Completing the Square (Part 1)

  • Let’s learn a new method for solving quadratic equations.

Problem 1

Add the number that would make the expression a perfect square. Next, write an equivalent expression in factored form.

  1. \(x^2 - 6x\)
  2. \(x^2 + 2x\)
  3. \(x^2 + 14x\)
  4. \(x^2 - 4x\)
  5. \(x^2 + 24x\)

Problem 2

Mai is solving the equation \(x^2 + 12x = 13\). She writes:

\(\displaystyle \begin{align} x^2 + 12x &= 13\\ (x + 6)^2 &= 49\\ x &= 1 \text { or } x = \text- 13\\ \end{align}\\\)

Jada looks at Mai’s work and is confused.
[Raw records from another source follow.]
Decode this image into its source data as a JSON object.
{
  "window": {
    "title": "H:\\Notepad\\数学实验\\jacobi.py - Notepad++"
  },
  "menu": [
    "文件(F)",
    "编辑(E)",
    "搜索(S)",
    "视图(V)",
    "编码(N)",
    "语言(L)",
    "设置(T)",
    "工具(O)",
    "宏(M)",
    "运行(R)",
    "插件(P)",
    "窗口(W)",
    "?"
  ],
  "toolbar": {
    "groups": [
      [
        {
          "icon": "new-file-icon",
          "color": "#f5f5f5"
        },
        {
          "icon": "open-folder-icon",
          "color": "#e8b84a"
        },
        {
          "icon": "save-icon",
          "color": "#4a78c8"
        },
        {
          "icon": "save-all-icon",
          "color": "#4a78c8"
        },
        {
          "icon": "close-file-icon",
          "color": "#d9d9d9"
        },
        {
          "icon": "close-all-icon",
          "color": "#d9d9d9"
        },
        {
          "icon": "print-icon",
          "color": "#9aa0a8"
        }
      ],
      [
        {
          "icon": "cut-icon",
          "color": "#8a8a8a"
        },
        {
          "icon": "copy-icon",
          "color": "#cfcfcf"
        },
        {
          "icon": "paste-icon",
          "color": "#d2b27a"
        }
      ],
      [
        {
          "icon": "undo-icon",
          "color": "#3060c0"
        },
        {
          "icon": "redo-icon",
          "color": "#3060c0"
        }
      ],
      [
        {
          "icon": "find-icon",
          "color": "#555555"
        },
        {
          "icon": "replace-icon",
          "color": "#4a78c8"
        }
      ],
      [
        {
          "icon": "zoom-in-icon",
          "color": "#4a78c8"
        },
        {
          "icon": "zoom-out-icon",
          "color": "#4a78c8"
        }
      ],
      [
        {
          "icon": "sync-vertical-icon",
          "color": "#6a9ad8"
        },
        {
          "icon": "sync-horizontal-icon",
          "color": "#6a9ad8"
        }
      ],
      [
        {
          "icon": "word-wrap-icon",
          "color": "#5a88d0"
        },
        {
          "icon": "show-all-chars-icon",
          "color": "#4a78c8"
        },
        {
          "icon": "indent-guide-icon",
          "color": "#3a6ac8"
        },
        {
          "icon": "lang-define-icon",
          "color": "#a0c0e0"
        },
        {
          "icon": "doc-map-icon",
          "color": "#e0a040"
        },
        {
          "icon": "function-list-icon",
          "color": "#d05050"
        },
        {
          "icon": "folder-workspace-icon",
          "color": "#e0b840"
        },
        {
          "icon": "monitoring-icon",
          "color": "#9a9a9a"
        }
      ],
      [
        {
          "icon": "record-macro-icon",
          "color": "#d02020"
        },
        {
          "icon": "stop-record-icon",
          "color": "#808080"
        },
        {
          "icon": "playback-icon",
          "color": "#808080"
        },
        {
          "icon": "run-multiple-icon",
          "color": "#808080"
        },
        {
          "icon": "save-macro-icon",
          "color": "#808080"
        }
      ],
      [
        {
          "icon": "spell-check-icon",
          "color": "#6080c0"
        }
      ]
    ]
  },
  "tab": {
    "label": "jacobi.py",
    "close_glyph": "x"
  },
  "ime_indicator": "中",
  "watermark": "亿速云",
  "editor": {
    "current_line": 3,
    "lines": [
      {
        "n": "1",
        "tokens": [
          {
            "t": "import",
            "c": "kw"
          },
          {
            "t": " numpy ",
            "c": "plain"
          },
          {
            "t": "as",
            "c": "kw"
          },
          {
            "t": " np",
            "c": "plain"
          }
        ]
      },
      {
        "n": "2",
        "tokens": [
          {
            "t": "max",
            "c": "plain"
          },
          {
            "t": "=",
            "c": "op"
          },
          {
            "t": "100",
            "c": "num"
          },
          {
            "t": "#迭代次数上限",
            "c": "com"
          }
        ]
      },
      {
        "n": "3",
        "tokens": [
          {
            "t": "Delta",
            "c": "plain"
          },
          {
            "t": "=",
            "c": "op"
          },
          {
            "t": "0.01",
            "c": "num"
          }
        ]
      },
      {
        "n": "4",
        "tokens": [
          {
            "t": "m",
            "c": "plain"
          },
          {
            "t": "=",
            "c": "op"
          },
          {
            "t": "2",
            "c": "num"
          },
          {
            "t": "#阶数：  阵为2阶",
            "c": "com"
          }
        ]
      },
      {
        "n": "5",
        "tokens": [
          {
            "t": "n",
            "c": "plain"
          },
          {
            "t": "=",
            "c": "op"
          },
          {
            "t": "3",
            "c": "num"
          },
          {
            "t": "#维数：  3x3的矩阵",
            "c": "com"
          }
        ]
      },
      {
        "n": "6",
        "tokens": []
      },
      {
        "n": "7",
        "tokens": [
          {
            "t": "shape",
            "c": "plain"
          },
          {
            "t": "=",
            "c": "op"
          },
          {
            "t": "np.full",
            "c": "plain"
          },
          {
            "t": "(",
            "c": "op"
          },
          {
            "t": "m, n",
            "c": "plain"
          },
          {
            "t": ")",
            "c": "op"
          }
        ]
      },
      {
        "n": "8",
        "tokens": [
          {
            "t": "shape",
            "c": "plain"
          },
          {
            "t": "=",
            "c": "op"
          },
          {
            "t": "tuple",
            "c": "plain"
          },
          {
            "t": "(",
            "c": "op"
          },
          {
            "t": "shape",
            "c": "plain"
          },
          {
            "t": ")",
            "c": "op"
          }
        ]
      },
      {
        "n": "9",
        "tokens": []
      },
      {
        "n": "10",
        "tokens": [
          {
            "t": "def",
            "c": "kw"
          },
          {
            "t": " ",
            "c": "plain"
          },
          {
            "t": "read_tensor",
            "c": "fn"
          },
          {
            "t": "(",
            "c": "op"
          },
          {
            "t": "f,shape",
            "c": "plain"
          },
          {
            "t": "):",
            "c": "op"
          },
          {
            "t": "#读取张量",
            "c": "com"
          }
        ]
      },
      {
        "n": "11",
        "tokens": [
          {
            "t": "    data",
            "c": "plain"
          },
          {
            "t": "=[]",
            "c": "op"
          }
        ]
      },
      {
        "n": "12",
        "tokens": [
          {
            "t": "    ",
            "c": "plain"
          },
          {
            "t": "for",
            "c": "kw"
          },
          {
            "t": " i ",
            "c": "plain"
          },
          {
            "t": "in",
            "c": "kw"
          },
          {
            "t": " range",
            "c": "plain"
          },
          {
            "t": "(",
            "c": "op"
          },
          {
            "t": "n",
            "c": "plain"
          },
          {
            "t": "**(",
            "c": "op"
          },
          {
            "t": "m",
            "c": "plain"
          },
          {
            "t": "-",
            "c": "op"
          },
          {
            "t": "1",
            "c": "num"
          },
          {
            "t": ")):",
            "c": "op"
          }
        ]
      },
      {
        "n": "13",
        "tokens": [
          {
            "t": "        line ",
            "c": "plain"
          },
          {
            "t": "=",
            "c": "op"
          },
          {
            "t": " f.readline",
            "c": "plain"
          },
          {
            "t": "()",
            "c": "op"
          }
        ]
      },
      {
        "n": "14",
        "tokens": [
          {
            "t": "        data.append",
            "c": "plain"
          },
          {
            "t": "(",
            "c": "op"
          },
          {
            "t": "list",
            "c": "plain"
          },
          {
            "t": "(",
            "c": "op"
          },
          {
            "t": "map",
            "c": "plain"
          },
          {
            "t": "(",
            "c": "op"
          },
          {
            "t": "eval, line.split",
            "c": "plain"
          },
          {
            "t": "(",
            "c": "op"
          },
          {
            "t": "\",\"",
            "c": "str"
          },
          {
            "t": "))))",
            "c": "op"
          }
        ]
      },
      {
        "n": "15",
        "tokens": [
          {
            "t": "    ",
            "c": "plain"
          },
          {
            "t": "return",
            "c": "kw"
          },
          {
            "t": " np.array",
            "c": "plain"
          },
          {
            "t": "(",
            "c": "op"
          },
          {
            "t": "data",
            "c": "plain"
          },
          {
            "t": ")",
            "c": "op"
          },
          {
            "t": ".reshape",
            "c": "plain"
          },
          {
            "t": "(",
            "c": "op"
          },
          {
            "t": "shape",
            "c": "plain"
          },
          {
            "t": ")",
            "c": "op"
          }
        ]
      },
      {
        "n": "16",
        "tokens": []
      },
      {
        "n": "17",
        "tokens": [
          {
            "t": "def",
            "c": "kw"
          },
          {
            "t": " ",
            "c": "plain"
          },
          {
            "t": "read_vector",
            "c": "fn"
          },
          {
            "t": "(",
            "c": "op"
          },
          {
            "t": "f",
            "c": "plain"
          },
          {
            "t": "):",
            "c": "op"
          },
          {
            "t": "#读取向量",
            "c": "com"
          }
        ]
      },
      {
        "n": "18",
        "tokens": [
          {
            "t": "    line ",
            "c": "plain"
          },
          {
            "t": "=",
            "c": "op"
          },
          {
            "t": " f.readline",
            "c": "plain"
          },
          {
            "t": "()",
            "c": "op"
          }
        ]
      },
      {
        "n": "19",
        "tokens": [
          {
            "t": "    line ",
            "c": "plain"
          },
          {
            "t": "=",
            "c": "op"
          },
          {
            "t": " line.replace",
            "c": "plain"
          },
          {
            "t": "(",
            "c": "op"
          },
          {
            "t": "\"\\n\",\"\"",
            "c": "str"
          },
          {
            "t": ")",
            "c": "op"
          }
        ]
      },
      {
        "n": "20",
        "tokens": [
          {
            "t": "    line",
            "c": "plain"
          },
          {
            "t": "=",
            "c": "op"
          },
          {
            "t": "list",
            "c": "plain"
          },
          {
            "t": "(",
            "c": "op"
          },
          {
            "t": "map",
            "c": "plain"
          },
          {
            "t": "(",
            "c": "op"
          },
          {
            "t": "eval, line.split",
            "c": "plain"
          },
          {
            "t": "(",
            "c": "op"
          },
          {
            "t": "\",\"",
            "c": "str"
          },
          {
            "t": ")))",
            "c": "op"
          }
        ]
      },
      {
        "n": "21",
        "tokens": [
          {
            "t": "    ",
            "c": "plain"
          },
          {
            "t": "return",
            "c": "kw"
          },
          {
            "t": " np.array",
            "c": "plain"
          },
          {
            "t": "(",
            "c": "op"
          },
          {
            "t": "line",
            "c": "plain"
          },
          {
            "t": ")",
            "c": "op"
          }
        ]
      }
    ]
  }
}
She doesn’t see how Mai got her answer.

Complete Mai’s missing steps to help Jada see how Mai solved the equation.


Problem 3

Match each equation to an equivalent equation with a perfect square on one side.

Problem 4

Solve each equation by completing the square.





Problem 5

Rewrite each expression in standard form.

  1. \((x+3)(x-3)\)
  2. \((7+x)(x-7)\)
  3. \((2x-5)(2x+5)\)
  4. \((x+\frac18)(x-\frac18)\)
(From Unit 7, Lesson 8.)

Problem 6

To find the product \(203 \boldcdot 197\) without a calculator, Priya wrote \((200+3)(200-3)\). Very quickly, and without writing anything else, she arrived at 39,991. Explain how writing the two factors as a sum and a difference may have helped Priya.

(From Unit 7, Lesson 8.)

Problem 7

A basketball is dropped from the roof of a building and its height in feet is modeled by the function \(h\).

Here is a graph representing \(h\).

Select all the true statements about this situation.

Curve on grid. Horizontal axis, time in seconds, 0 to 2. Vertical axis, height in feet, 0 to 60. Curve starts at 0 comma 50. Decreases down and to the right. Hits horizontal axis near 1 point 7 5.

When \(t=0\) the height is 0 feet.


The basketball falls at a constant speed.


The expression that defines \(h\) is linear.


The expression that defines \(h\) is quadratic.


When \(t=0\) the ball is about 50 feet above the ground.


The basketball lands on the ground about 1.75 seconds after it is dropped.

(From Unit 6, Lesson 5.)

Problem 8

A group of students are guessing the number of paper clips in a small box.

The guesses and the guessing errors are plotted on a coordinate plane.

What is the actual number of paper clips in the box?​​​​​​

horizontal axis, guess. scale 0 to 32, by 4's. vertical axis, absolute guessing error. scale 0 to 12, by 2's. 


(From Unit 4, Lesson 13.)